Vegetables: While you can use an onion, 2 cloves of garlic, 2 carrots and 2 stalks of celery, I prefer to use vegetable scraps. When I’m cutting my vegetables for other meals, I save all the scraps in another zip top bag in the freezer. The scraps have just as much flavor and this way you don’t have to waste veggies you’d otherwise eat! So keep your onion and garlic peels, carrot tops and celery leaves for broth! You can also add in any other herbs, vegetables or scraps you may have.


How to use Bone Broth:

-        Base for soup or stew

-        Whisk an egg into 1 cup of broth for an egg drop soup (my go-to easy breakfast)

-        Add to roux (flour + fat) to make a gravy

-        Use in place of water when making rice or beans

-        Drink it right out of a mug. Especially if you are feeling sick or trying to heal a gut issue.

How do you use your bone broth?


New Year Intentions

Well, here it is: I guess you can’t go into the New Year without thinking about resolutions. But honestly, I’ve never been a fan of making resolutions. Listing a bunch of intangible demands is a recipe for failure. I’m not a glutton for punishment (anymore), so I’ve decided to release this demand of myself.


This doesn’t mean I’m against goal setting. Done right, setting goals (at any arbitrary date during the year) are key to success and creating what you want in life. I’ve used SMART goals very successfully in my business. I won’t bore you with those details, so if you don’t know about goal setting with SMART goals, Prof. Google can give plenty of advice on that one.


I’ve also heard some of my mentors introduce a concept of working with a different goal each month. For example, in January, drink a green juice every day. Then in February, do 20 minutes of yoga each day. Each month would be different. Each month could be completely separate or you could build on the previous month.


But for me, as a new momma (with my head bobbing just slightly above water), all of that seems way too overwhelming. Last year I decided that I wanted a middle ground. Not to forego the tradition altogether, but also not to set crushing resolutions. And what came to me was to set a word of intention. As a family, we chose one word that was meaningful to us, and then every decision we made came back to that word.


In 2017, our word of intention was



Previous to that I felt unorganized, cluttered and confused. So we streamlined processes in the house, released some chaos, let go of some possessions, prepped some meals in advance, and all-in-all simplified our way of living. We went on to use this to decide on buying a house. Not one that was huge and would clutter our minds with a ton of debt: Just a modest home that really fit our intention.

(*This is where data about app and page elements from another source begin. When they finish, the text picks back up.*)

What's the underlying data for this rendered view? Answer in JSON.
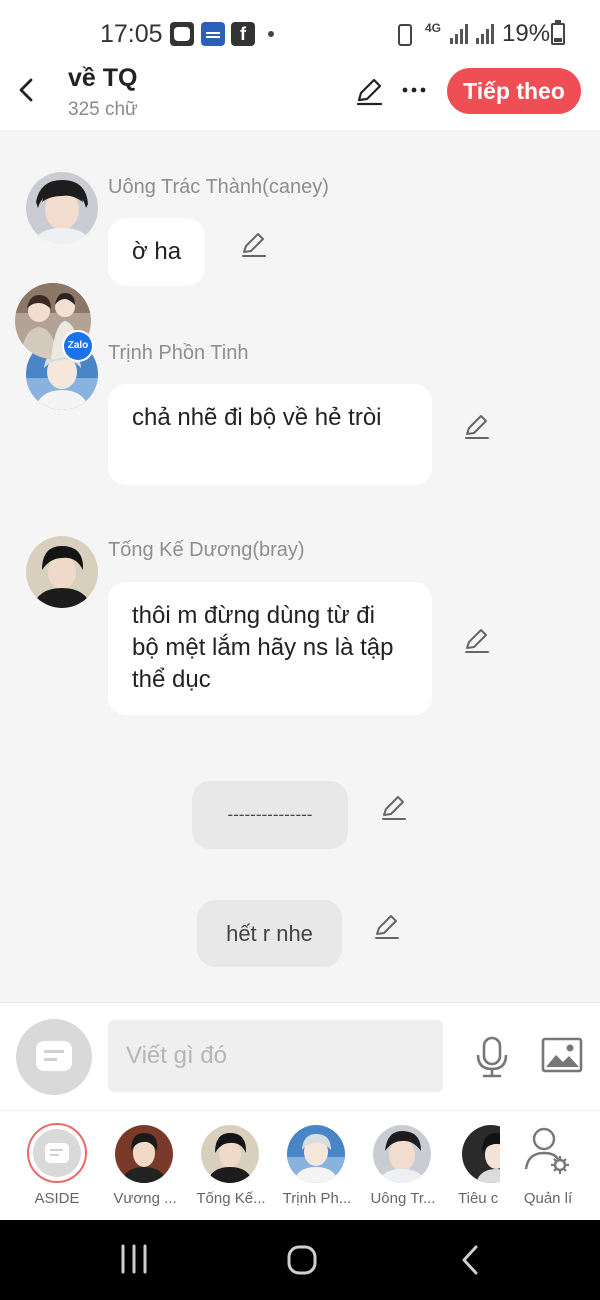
{
  "status_bar": {
    "time": "17:05",
    "network": "4G",
    "battery_percent": "19%",
    "notification_icons": [
      "video-icon",
      "document-icon",
      "facebook-icon"
    ],
    "facebook_glyph": "f"
  },
  "header": {
    "title": "về TQ",
    "word_count": "325 chữ",
    "next_button": "Tiếp theo",
    "accent_color": "#f04e55"
  },
  "messages": [
    {
      "sender": "Uông Trác Thành(caney)",
      "text": "ờ ha"
    },
    {
      "sender": "Trịnh Phồn Tinh",
      "text": "chả nhẽ đi bộ về hẻ tròi"
    },
    {
      "sender": "Tống Kế Dương(bray)",
      "text": "thôi m đừng dùng từ đi bộ mệt lắm hãy ns là tập thể dục"
    },
    {
      "sender": "",
      "text": "---------------"
    },
    {
      "sender": "",
      "text": "hết r nhe"
    }
  ],
  "zalo_badge": "Zalo",
  "composer": {
    "placeholder": "Viết gì đó"
  },
  "characters": [
    {
      "label": "ASIDE"
    },
    {
      "label": "Vương ..."
    },
    {
      "label": "Tống Kế..."
    },
    {
      "label": "Trịnh Ph..."
    },
    {
      "label": "Uông Tr..."
    },
    {
      "label": "Tiêu c"
    },
    {
      "label": "Quản lí"
    }
  ]
}
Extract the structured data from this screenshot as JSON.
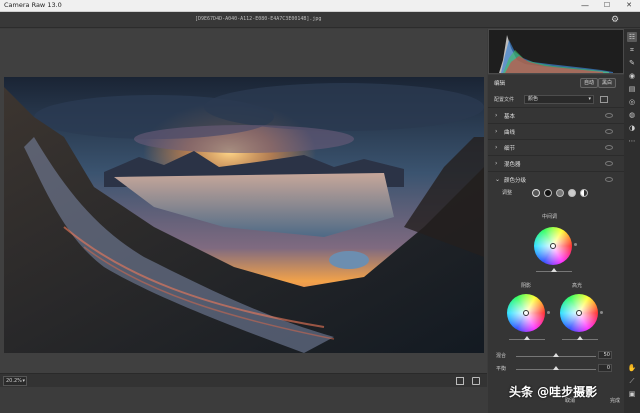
{
  "window": {
    "title": "Camera Raw 13.0",
    "minimize": "—",
    "maximize": "☐",
    "close": "✕"
  },
  "file": {
    "name": "[D9E67D4D-A040-A112-E080-E4A7C3E0014B].jpg"
  },
  "canvas": {
    "zoom": "20.2%"
  },
  "panel": {
    "title": "编辑",
    "auto_label": "自动",
    "bw_label": "黑白",
    "profile_label": "配置文件",
    "profile_value": "颜色",
    "sections": [
      {
        "name": "基本"
      },
      {
        "name": "曲线"
      },
      {
        "name": "细节"
      },
      {
        "name": "混色器"
      },
      {
        "name": "颜色分级"
      }
    ],
    "grading": {
      "adjust_label": "调整",
      "midtones_label": "中间调",
      "shadows_label": "阴影",
      "highlights_label": "高光",
      "blending_label": "混合",
      "blending_value": "50",
      "blending_level": 0.5,
      "balance_label": "平衡",
      "balance_value": "0",
      "balance_level": 0.5
    }
  },
  "toolbar": {
    "icons": [
      "edit-icon",
      "crop-icon",
      "healing-icon",
      "mask-icon",
      "gradient-icon",
      "radial-icon",
      "redeye-icon",
      "presets-icon",
      "more-icon",
      "hand-icon",
      "eyedropper-icon",
      "toggle-icon"
    ]
  },
  "watermark": {
    "text": "头条 @哇步摄影"
  },
  "bottom": {
    "left_label": "取消",
    "right_label": "完成"
  }
}
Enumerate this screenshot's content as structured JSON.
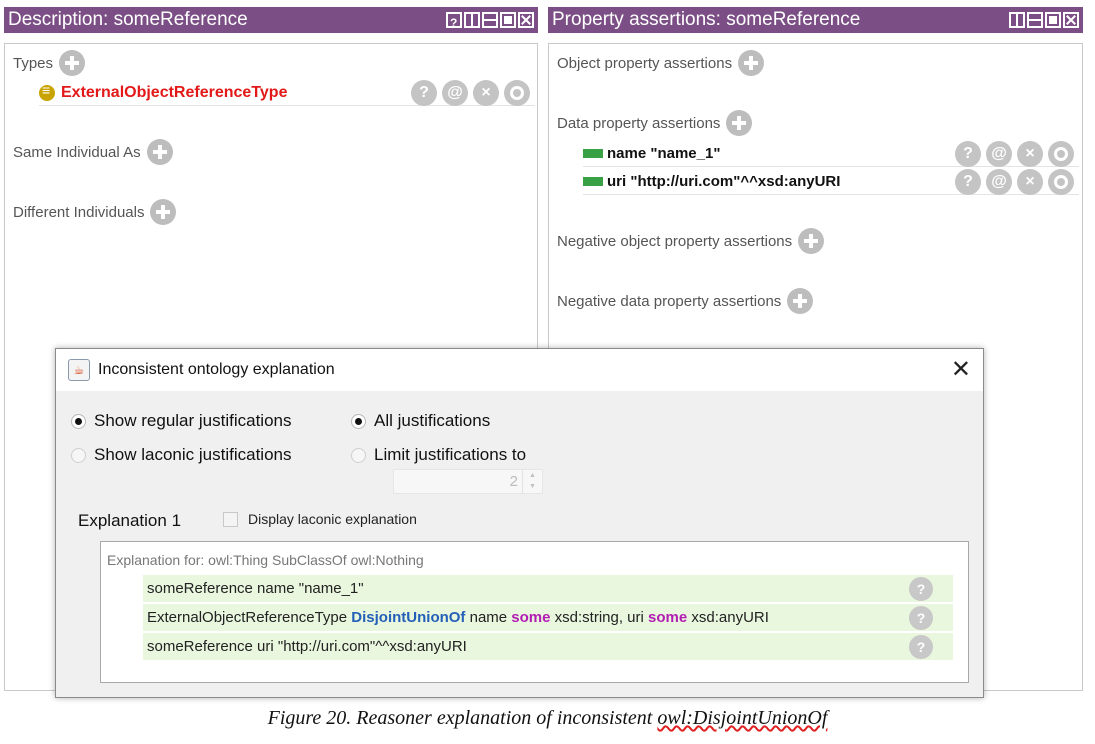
{
  "left_panel": {
    "title": "Description: someReference",
    "sections": {
      "types": "Types",
      "same_individual": "Same Individual As",
      "different_individuals": "Different Individuals"
    },
    "type_item": "ExternalObjectReferenceType"
  },
  "right_panel": {
    "title": "Property assertions: someReference",
    "sections": {
      "object_props": "Object property assertions",
      "data_props": "Data property assertions",
      "neg_object_props": "Negative object property assertions",
      "neg_data_props": "Negative data property assertions"
    },
    "data_assertions": [
      "name  \"name_1\"",
      "uri  \"http://uri.com\"^^xsd:anyURI"
    ]
  },
  "action_buttons": {
    "help": "?",
    "annotate": "@",
    "delete": "×"
  },
  "dialog": {
    "title": "Inconsistent ontology explanation",
    "close": "✕",
    "radios": {
      "regular": "Show regular justifications",
      "laconic": "Show laconic justifications",
      "all": "All justifications",
      "limit": "Limit justifications to"
    },
    "limit_value": "2",
    "explanation_label": "Explanation 1",
    "display_laconic": "Display laconic explanation",
    "explanation_for": "Explanation for: owl:Thing SubClassOf owl:Nothing",
    "axioms": {
      "a1": "someReference name \"name_1\"",
      "a2_part1": "ExternalObjectReferenceType ",
      "a2_kw1": "DisjointUnionOf",
      "a2_part2": " name ",
      "a2_kw2": "some",
      "a2_part3": " xsd:string, uri ",
      "a2_kw3": "some",
      "a2_part4": " xsd:anyURI",
      "a3": "someReference uri \"http://uri.com\"^^xsd:anyURI"
    }
  },
  "caption": {
    "prefix": "Figure 20. Reasoner explanation of inconsistent ",
    "underlined": "owl:DisjointUnionOf"
  },
  "colors": {
    "header": "#7b4f85",
    "type_red": "#e31818",
    "data_green": "#38a045",
    "axiom_bg": "#eaf7df",
    "keyword_blue": "#2460b8",
    "keyword_purple": "#b21cb3"
  }
}
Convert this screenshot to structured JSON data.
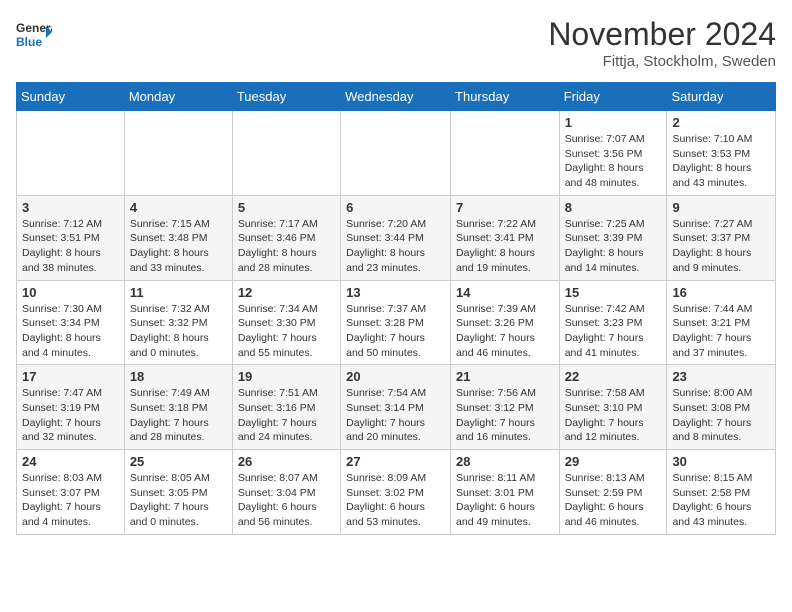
{
  "header": {
    "logo_line1": "General",
    "logo_line2": "Blue",
    "month_title": "November 2024",
    "location": "Fittja, Stockholm, Sweden"
  },
  "days_of_week": [
    "Sunday",
    "Monday",
    "Tuesday",
    "Wednesday",
    "Thursday",
    "Friday",
    "Saturday"
  ],
  "weeks": [
    [
      {
        "day": "",
        "info": ""
      },
      {
        "day": "",
        "info": ""
      },
      {
        "day": "",
        "info": ""
      },
      {
        "day": "",
        "info": ""
      },
      {
        "day": "",
        "info": ""
      },
      {
        "day": "1",
        "info": "Sunrise: 7:07 AM\nSunset: 3:56 PM\nDaylight: 8 hours and 48 minutes."
      },
      {
        "day": "2",
        "info": "Sunrise: 7:10 AM\nSunset: 3:53 PM\nDaylight: 8 hours and 43 minutes."
      }
    ],
    [
      {
        "day": "3",
        "info": "Sunrise: 7:12 AM\nSunset: 3:51 PM\nDaylight: 8 hours and 38 minutes."
      },
      {
        "day": "4",
        "info": "Sunrise: 7:15 AM\nSunset: 3:48 PM\nDaylight: 8 hours and 33 minutes."
      },
      {
        "day": "5",
        "info": "Sunrise: 7:17 AM\nSunset: 3:46 PM\nDaylight: 8 hours and 28 minutes."
      },
      {
        "day": "6",
        "info": "Sunrise: 7:20 AM\nSunset: 3:44 PM\nDaylight: 8 hours and 23 minutes."
      },
      {
        "day": "7",
        "info": "Sunrise: 7:22 AM\nSunset: 3:41 PM\nDaylight: 8 hours and 19 minutes."
      },
      {
        "day": "8",
        "info": "Sunrise: 7:25 AM\nSunset: 3:39 PM\nDaylight: 8 hours and 14 minutes."
      },
      {
        "day": "9",
        "info": "Sunrise: 7:27 AM\nSunset: 3:37 PM\nDaylight: 8 hours and 9 minutes."
      }
    ],
    [
      {
        "day": "10",
        "info": "Sunrise: 7:30 AM\nSunset: 3:34 PM\nDaylight: 8 hours and 4 minutes."
      },
      {
        "day": "11",
        "info": "Sunrise: 7:32 AM\nSunset: 3:32 PM\nDaylight: 8 hours and 0 minutes."
      },
      {
        "day": "12",
        "info": "Sunrise: 7:34 AM\nSunset: 3:30 PM\nDaylight: 7 hours and 55 minutes."
      },
      {
        "day": "13",
        "info": "Sunrise: 7:37 AM\nSunset: 3:28 PM\nDaylight: 7 hours and 50 minutes."
      },
      {
        "day": "14",
        "info": "Sunrise: 7:39 AM\nSunset: 3:26 PM\nDaylight: 7 hours and 46 minutes."
      },
      {
        "day": "15",
        "info": "Sunrise: 7:42 AM\nSunset: 3:23 PM\nDaylight: 7 hours and 41 minutes."
      },
      {
        "day": "16",
        "info": "Sunrise: 7:44 AM\nSunset: 3:21 PM\nDaylight: 7 hours and 37 minutes."
      }
    ],
    [
      {
        "day": "17",
        "info": "Sunrise: 7:47 AM\nSunset: 3:19 PM\nDaylight: 7 hours and 32 minutes."
      },
      {
        "day": "18",
        "info": "Sunrise: 7:49 AM\nSunset: 3:18 PM\nDaylight: 7 hours and 28 minutes."
      },
      {
        "day": "19",
        "info": "Sunrise: 7:51 AM\nSunset: 3:16 PM\nDaylight: 7 hours and 24 minutes."
      },
      {
        "day": "20",
        "info": "Sunrise: 7:54 AM\nSunset: 3:14 PM\nDaylight: 7 hours and 20 minutes."
      },
      {
        "day": "21",
        "info": "Sunrise: 7:56 AM\nSunset: 3:12 PM\nDaylight: 7 hours and 16 minutes."
      },
      {
        "day": "22",
        "info": "Sunrise: 7:58 AM\nSunset: 3:10 PM\nDaylight: 7 hours and 12 minutes."
      },
      {
        "day": "23",
        "info": "Sunrise: 8:00 AM\nSunset: 3:08 PM\nDaylight: 7 hours and 8 minutes."
      }
    ],
    [
      {
        "day": "24",
        "info": "Sunrise: 8:03 AM\nSunset: 3:07 PM\nDaylight: 7 hours and 4 minutes."
      },
      {
        "day": "25",
        "info": "Sunrise: 8:05 AM\nSunset: 3:05 PM\nDaylight: 7 hours and 0 minutes."
      },
      {
        "day": "26",
        "info": "Sunrise: 8:07 AM\nSunset: 3:04 PM\nDaylight: 6 hours and 56 minutes."
      },
      {
        "day": "27",
        "info": "Sunrise: 8:09 AM\nSunset: 3:02 PM\nDaylight: 6 hours and 53 minutes."
      },
      {
        "day": "28",
        "info": "Sunrise: 8:11 AM\nSunset: 3:01 PM\nDaylight: 6 hours and 49 minutes."
      },
      {
        "day": "29",
        "info": "Sunrise: 8:13 AM\nSunset: 2:59 PM\nDaylight: 6 hours and 46 minutes."
      },
      {
        "day": "30",
        "info": "Sunrise: 8:15 AM\nSunset: 2:58 PM\nDaylight: 6 hours and 43 minutes."
      }
    ]
  ]
}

We plan to do the same in 2018, using the next few days to really focus on what we what 2018 to reveal.


What will your word for 2018 be?


XOXO ~ Dianne